Press release issued: 20 January 2006
Restrictions on fish consumption during pregnancy could have damaging consequences for the child in the womb, according to new research using the Children of the 90s cohort.
Restrictions on fish consumption during pregnancy could have damaging consequences for the child in the womb.
Under current guidelines in the United States, pregnant women, or those likely to become pregnant are advised to limit overall consumption of seafood to 12 oz per week (340 g). The advice issued in 2004 by the US Environmental Protection Agency and the Food and Drug Administration was designed to protect against traces of methyl mercury in fish.

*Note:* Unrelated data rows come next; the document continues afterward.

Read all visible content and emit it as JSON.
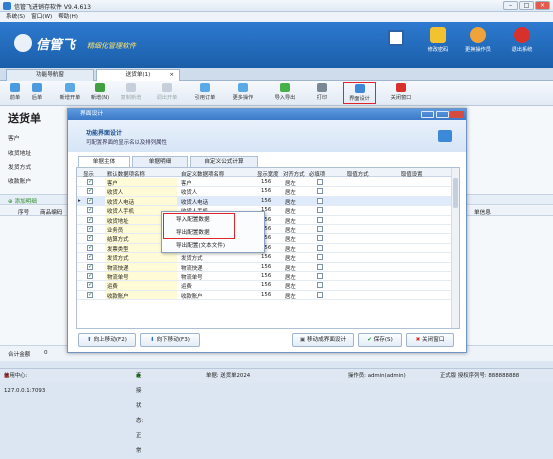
{
  "window": {
    "title": "信管飞进销存软件 V9.4.613"
  },
  "menu": [
    "系统(S)",
    "窗口(W)",
    "帮助(H)"
  ],
  "banner": {
    "brand": "信管飞",
    "slogan": "精细化管理软件",
    "buttons": [
      "修改密码",
      "更换操作员",
      "退出系统"
    ]
  },
  "tabs": [
    "功能导航窗",
    "送货单(1)"
  ],
  "toolbar": [
    "前单",
    "后单",
    "新增开单",
    "新增(N)",
    "复制新增",
    "调出开单",
    "引用订单",
    "更多操作",
    "导入导出",
    "打印",
    "界面设计",
    "关闭窗口"
  ],
  "doc": {
    "title": "送货单",
    "labels": [
      "客户",
      "收货地址",
      "发货方式",
      "收款账户"
    ],
    "add_detail": "添加明细",
    "grid_headers": [
      "序号",
      "商品编码"
    ],
    "right_header": "单信息",
    "total_label": "合计金额",
    "total_value": "0"
  },
  "status": {
    "center": "信用中心: 127.0.0.1:7093",
    "conn": "连接状态: 正常",
    "form": "单据: 送货单2024",
    "operator": "操作员: admin(admin)",
    "edition": "正式版 授权序列号: 888888888"
  },
  "dialog": {
    "title": "界面设计",
    "head_title": "功能界面设计",
    "head_sub": "可配置界面的显示名以及排列属性",
    "tabs": [
      "单据主体",
      "单据明细",
      "自定义公式计算"
    ],
    "columns": [
      "显示",
      "默认数据项名称",
      "自定义数据项名称",
      "显示宽度",
      "对齐方式",
      "必填项",
      "取值方式",
      "取值设置"
    ],
    "rows": [
      {
        "on": true,
        "name": "客户",
        "custom": "客户",
        "width": "156",
        "align": "居左"
      },
      {
        "on": true,
        "name": "收货人",
        "custom": "收货人",
        "width": "156",
        "align": "居左"
      },
      {
        "on": true,
        "name": "收货人电话",
        "custom": "收货人电话",
        "width": "156",
        "align": "居左"
      },
      {
        "on": true,
        "name": "收货人手机",
        "custom": "收货人手机",
        "width": "156",
        "align": "居左"
      },
      {
        "on": true,
        "name": "收货地址",
        "custom": "收货地址",
        "width": "156",
        "align": "居左"
      },
      {
        "on": true,
        "name": "业务员",
        "custom": "业务员",
        "width": "156",
        "align": "居左"
      },
      {
        "on": true,
        "name": "结算方式",
        "custom": "结算方式",
        "width": "156",
        "align": "居左"
      },
      {
        "on": true,
        "name": "发票类型",
        "custom": "发票类型",
        "width": "156",
        "align": "居左"
      },
      {
        "on": true,
        "name": "发货方式",
        "custom": "发货方式",
        "width": "156",
        "align": "居左"
      },
      {
        "on": true,
        "name": "物流快递",
        "custom": "物流快递",
        "width": "156",
        "align": "居左"
      },
      {
        "on": true,
        "name": "物流单号",
        "custom": "物流单号",
        "width": "156",
        "align": "居左"
      },
      {
        "on": true,
        "name": "运费",
        "custom": "运费",
        "width": "156",
        "align": "居左"
      },
      {
        "on": true,
        "name": "收款账户",
        "custom": "收款账户",
        "width": "156",
        "align": "居左"
      }
    ],
    "context_menu": [
      "导入配置数据",
      "导出配置数据",
      "导出配置(文本文件)"
    ],
    "buttons": [
      "向上移动(F2)",
      "向下移动(F3)",
      "移动成界面设计",
      "保存(S)",
      "关闭窗口"
    ]
  }
}
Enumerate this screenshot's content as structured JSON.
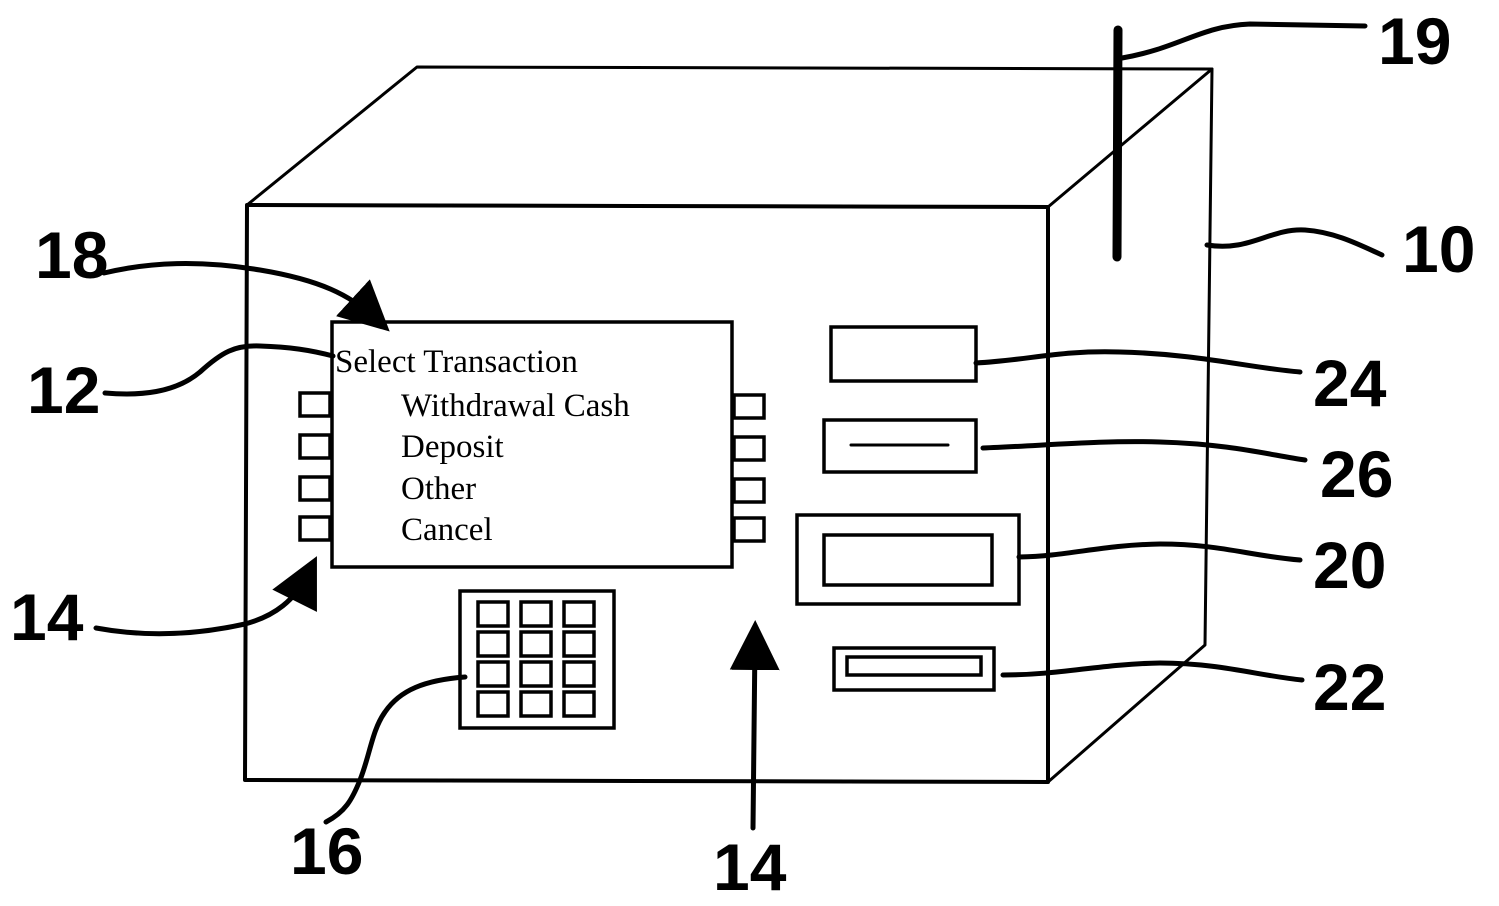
{
  "figure": {
    "description": "Automated teller machine (ATM) perspective drawing with reference numerals",
    "screen": {
      "title": "Select Transaction",
      "options": [
        "Withdrawal Cash",
        "Deposit",
        "Other",
        "Cancel"
      ]
    },
    "reference_numerals": {
      "housing": "10",
      "display": "12",
      "function_keys_left": "14",
      "function_keys_bottom": "14",
      "keypad": "16",
      "screen_pointer": "18",
      "antenna": "19",
      "cash_dispenser": "20",
      "card_reader": "22",
      "receipt_printer": "24",
      "deposit_slot": "26"
    },
    "keypad": {
      "rows": 4,
      "cols": 3
    },
    "function_keys": {
      "left_count": 4,
      "right_count": 4
    },
    "colors": {
      "ink": "#000000",
      "paper": "#ffffff"
    }
  }
}
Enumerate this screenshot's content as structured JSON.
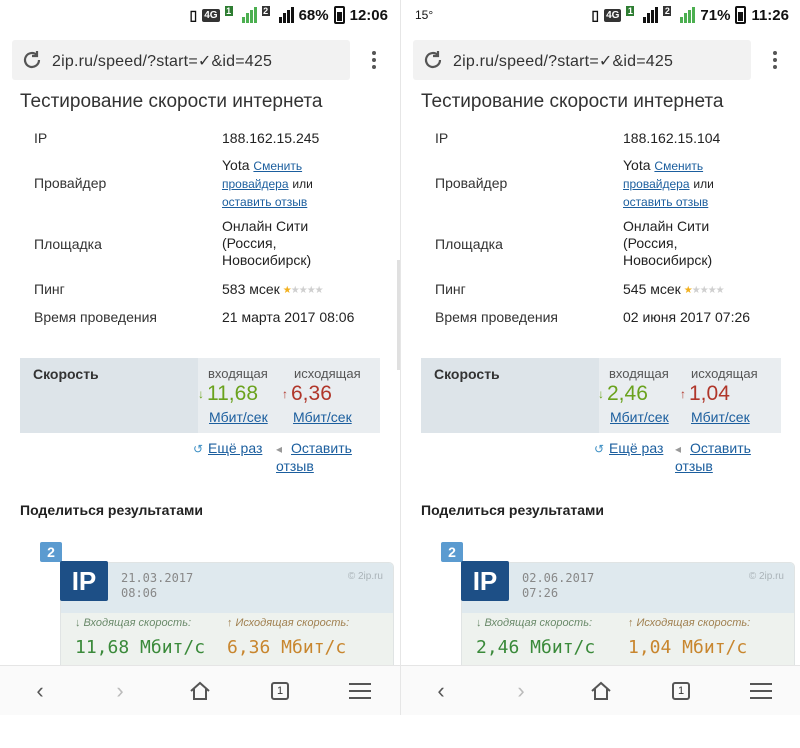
{
  "panels": [
    {
      "status": {
        "left": "",
        "battery": "68%",
        "time": "12:06",
        "network": "4G"
      },
      "url": "2ip.ru/speed/?start=✓&id=425",
      "title": "Тестирование скорости интернета",
      "info": {
        "ip_label": "IP",
        "ip_value": "188.162.15.245",
        "provider_label": "Провайдер",
        "provider_name": "Yota",
        "provider_change": "Сменить",
        "provider_change2": "провайдера",
        "provider_or": "или",
        "provider_review": "оставить отзыв",
        "site_label": "Площадка",
        "site_l1": "Онлайн Сити",
        "site_l2": "(Россия,",
        "site_l3": "Новосибирск)",
        "ping_label": "Пинг",
        "ping_value": "583 мсек",
        "time_label": "Время проведения",
        "time_value": "21 марта 2017 08:06"
      },
      "speed": {
        "label": "Скорость",
        "in_head": "входящая",
        "out_head": "исходящая",
        "in_val": "11,68",
        "out_val": "6,36",
        "unit": "Мбит/сек"
      },
      "actions": {
        "again": "Ещё раз",
        "review1": "Оставить",
        "review2": "отзыв"
      },
      "share": {
        "title": "Поделиться результатами",
        "badge": "2",
        "logo": "IP",
        "date1": "21.03.2017",
        "date2": "08:06",
        "brand": "© 2ip.ru",
        "in_label": "↓ Входящая скорость:",
        "out_label": "↑ Исходящая скорость:",
        "in_val": "11,68 Мбит/с",
        "out_val": "6,36 Мбит/с"
      },
      "nav": {
        "tabs_count": "1"
      }
    },
    {
      "status": {
        "left": "15°",
        "battery": "71%",
        "time": "11:26",
        "network": "4G"
      },
      "url": "2ip.ru/speed/?start=✓&id=425",
      "title": "Тестирование скорости интернета",
      "info": {
        "ip_label": "IP",
        "ip_value": "188.162.15.104",
        "provider_label": "Провайдер",
        "provider_name": "Yota",
        "provider_change": "Сменить",
        "provider_change2": "провайдера",
        "provider_or": "или",
        "provider_review": "оставить отзыв",
        "site_label": "Площадка",
        "site_l1": "Онлайн Сити",
        "site_l2": "(Россия,",
        "site_l3": "Новосибирск)",
        "ping_label": "Пинг",
        "ping_value": "545 мсек",
        "time_label": "Время проведения",
        "time_value": "02 июня 2017 07:26"
      },
      "speed": {
        "label": "Скорость",
        "in_head": "входящая",
        "out_head": "исходящая",
        "in_val": "2,46",
        "out_val": "1,04",
        "unit": "Мбит/сек"
      },
      "actions": {
        "again": "Ещё раз",
        "review1": "Оставить",
        "review2": "отзыв"
      },
      "share": {
        "title": "Поделиться результатами",
        "badge": "2",
        "logo": "IP",
        "date1": "02.06.2017",
        "date2": "07:26",
        "brand": "© 2ip.ru",
        "in_label": "↓ Входящая скорость:",
        "out_label": "↑ Исходящая скорость:",
        "in_val": "2,46 Мбит/с",
        "out_val": "1,04 Мбит/с"
      },
      "nav": {
        "tabs_count": "1"
      }
    }
  ]
}
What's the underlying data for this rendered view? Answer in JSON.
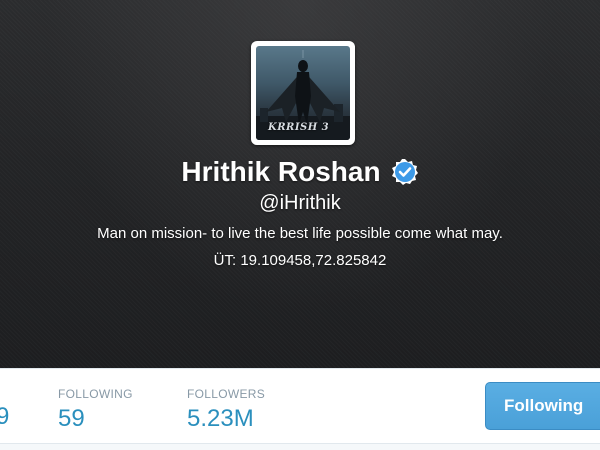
{
  "profile": {
    "name": "Hrithik Roshan",
    "handle": "@iHrithik",
    "bio": "Man on mission- to live the best life possible come what may.",
    "location": "ÜT: 19.109458,72.825842",
    "avatar_logo_text": "KRRISH 3",
    "verified_icon": "verified-badge-icon"
  },
  "stats": {
    "partial_value": "9",
    "following_label": "FOLLOWING",
    "following_value": "59",
    "followers_label": "FOLLOWERS",
    "followers_value": "5.23M"
  },
  "actions": {
    "follow_button_label": "Following"
  },
  "colors": {
    "header_bg": "#232426",
    "stat_value": "#2a8fbd",
    "stat_label": "#8899a6",
    "button_bg": "#55a9e0",
    "verified": "#1da1f2"
  }
}
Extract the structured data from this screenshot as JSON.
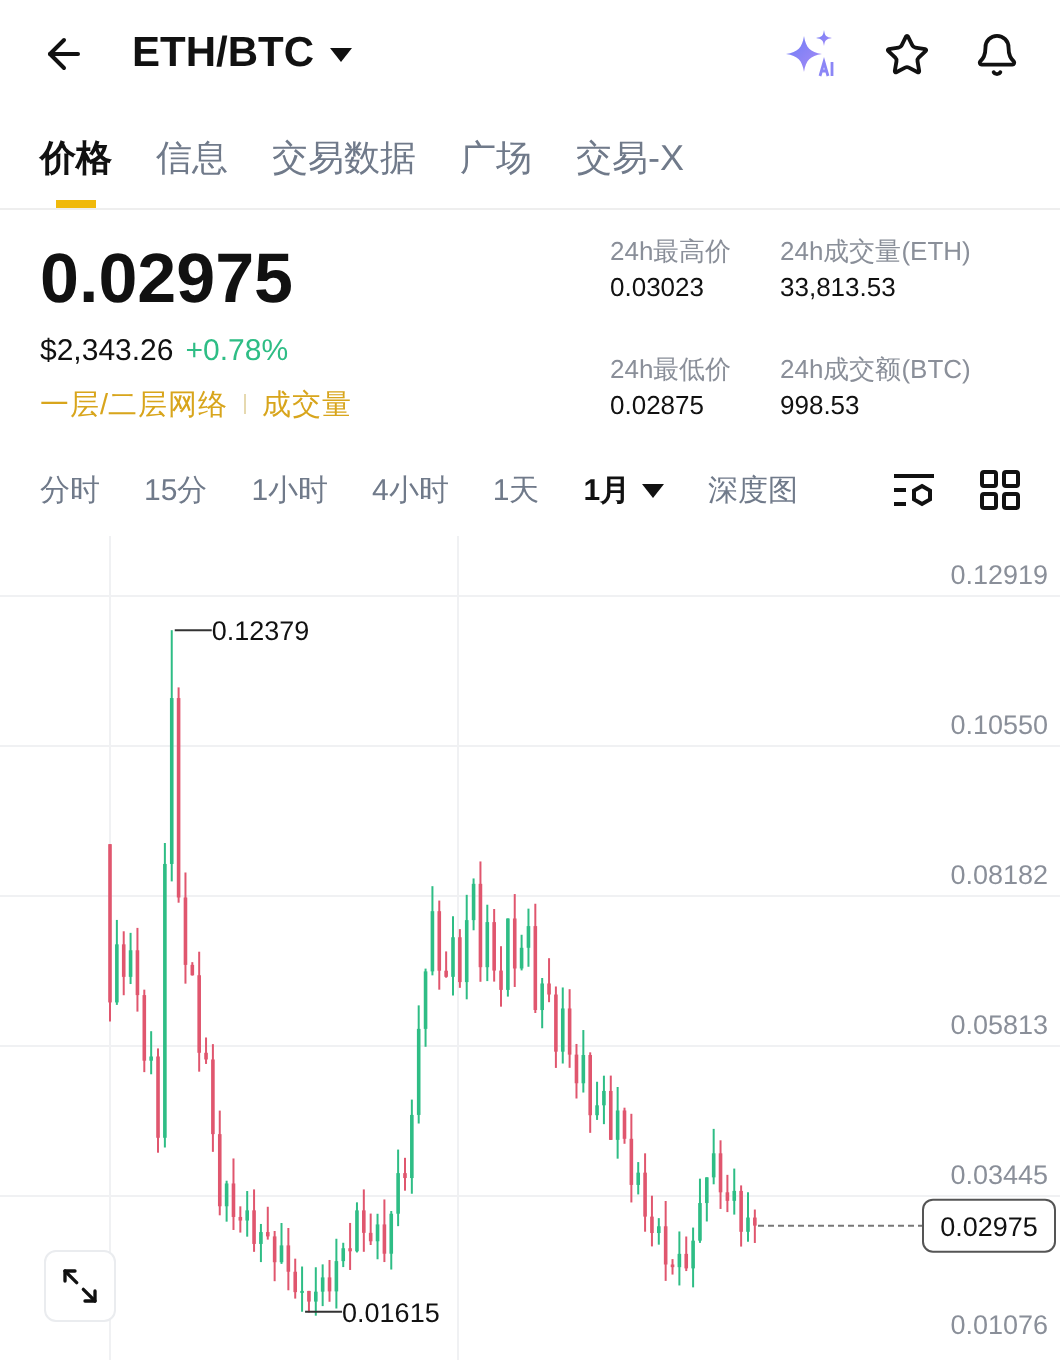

But instead of protecting the unborn baby, women who follow the advice may be harming their children, according to new research based on thousands of British children who are part of the Children of the 90s project, based at the University of Bristol.
Scientists believe that mothers on a low fish diet have been unknowingly depriving their children of omega-3 fatty acids, a vital component in brain development. As a result the children scored lower in tests of IQ , fine motorskills and behaviour.
The lead researcher Dr Joe Hibbeln from the US National Institutes of Health presented the results at the McCarrison Society conference in London on January 17. He said that in some respects the findings are “frightening”.
Dr Hibbeln and the Bristol scientists looked back at records of almost 9,000 pregnant women taking part in the Children of the 90s project who had recorded details of their seafood intake. They compared those families whose diet had complied with the guidelines, (less than 340 g per week) against those who ate plenty of fish.
Then they went through a series of psychological and developmental assessments on the children at six different stages of childhood. In 31 different tests, researchers noticed significant differences in test scores according to the amount of seafood the mothers had eaten.
Even after adjusting for other factors – such as social class, or whether the mother breastfed - children whose mothers had no fish in their diet were more likely to have low scores for verbal IQ at the age of 8. As toddlers, they recorded lower scores in development tests measuring fine motor, communication and social skills. There were additional problems in the way they related to other children at the age of 7.
Dr Hibbeln said: “We have found that when women comply with the advisory, the outcome is exactly the opposite to what was intended.
“When they did this risk assessment, they only looked at toxicity from methyl mercury derived from a particular population consuming pilot whale in their diet. They didn’t look at fish as a whole, and they didn’t calculate the risk of depriving women of the beneficial nutrients which are unique in fish.
“Unfortunately the internationally-recognised advisory appears to have the unintended consequence of causing harm in a specific domain where protection was intended.
“The findings of poor social development and poor motor control in children indicate that these children may be on a developmental trajectory towards lifelong disruptive and poorly-socialised behaviour as they grow up.”